◆ TASK DIRECTIONS ◆
Below are lines of data; count those that contain "reward" and give the total alone.

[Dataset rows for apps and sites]
━━━
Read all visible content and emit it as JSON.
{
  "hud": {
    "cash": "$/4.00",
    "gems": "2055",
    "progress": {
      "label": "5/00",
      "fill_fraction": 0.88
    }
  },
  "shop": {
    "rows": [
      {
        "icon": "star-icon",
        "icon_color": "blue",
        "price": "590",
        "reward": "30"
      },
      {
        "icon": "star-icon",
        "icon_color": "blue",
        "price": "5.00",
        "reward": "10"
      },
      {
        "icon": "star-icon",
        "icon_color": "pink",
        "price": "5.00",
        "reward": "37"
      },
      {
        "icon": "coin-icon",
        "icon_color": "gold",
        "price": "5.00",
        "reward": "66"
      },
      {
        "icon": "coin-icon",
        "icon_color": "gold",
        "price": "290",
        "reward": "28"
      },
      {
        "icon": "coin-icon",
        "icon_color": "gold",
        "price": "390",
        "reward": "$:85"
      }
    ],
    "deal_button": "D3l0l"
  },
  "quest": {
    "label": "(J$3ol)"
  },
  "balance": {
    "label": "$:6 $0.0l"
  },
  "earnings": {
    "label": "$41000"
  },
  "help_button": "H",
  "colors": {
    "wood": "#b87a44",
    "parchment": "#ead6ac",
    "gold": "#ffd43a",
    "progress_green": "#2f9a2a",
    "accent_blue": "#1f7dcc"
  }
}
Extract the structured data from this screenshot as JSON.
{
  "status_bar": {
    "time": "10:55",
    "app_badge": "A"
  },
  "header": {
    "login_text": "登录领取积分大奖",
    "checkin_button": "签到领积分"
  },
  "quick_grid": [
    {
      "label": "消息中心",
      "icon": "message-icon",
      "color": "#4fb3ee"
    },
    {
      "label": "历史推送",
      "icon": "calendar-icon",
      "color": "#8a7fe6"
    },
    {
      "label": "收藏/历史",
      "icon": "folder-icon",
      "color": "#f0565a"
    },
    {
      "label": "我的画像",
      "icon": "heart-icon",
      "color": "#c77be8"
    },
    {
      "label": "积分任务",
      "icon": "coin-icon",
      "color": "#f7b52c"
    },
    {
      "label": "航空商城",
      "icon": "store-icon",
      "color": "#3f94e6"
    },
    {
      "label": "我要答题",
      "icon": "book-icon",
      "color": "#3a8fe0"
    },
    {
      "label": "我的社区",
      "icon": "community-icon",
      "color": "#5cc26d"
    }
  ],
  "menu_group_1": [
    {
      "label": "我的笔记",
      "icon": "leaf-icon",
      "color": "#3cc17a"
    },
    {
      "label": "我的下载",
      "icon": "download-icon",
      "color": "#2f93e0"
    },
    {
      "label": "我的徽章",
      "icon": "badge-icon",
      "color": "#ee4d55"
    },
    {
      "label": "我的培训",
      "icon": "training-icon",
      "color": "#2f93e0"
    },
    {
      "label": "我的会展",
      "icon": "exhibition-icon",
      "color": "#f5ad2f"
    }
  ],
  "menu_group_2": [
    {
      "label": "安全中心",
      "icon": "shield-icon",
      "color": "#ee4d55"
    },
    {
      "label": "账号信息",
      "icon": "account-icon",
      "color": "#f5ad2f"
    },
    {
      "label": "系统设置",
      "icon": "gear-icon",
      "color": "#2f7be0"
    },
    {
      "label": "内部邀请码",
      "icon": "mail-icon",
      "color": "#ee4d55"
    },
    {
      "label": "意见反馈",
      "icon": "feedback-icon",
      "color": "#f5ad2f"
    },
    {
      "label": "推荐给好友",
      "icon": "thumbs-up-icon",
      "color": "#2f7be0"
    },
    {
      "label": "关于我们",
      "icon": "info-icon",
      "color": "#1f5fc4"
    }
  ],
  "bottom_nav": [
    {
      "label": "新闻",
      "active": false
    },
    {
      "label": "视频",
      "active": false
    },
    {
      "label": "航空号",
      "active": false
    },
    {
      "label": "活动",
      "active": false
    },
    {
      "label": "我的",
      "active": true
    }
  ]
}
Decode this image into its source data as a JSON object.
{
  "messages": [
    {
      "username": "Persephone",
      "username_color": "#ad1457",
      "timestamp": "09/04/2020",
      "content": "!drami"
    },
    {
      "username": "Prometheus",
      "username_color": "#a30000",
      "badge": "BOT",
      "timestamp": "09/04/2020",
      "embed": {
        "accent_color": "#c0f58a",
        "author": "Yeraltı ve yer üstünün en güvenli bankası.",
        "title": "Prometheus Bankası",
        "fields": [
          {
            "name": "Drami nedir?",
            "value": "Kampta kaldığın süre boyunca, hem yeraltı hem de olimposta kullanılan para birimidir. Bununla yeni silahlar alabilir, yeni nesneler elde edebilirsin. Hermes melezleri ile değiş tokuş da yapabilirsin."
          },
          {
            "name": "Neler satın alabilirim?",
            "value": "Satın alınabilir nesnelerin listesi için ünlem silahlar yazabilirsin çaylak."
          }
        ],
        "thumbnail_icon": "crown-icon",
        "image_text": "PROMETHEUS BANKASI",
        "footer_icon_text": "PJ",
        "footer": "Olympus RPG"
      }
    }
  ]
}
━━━
◆ RESPONSE BOX ◆
6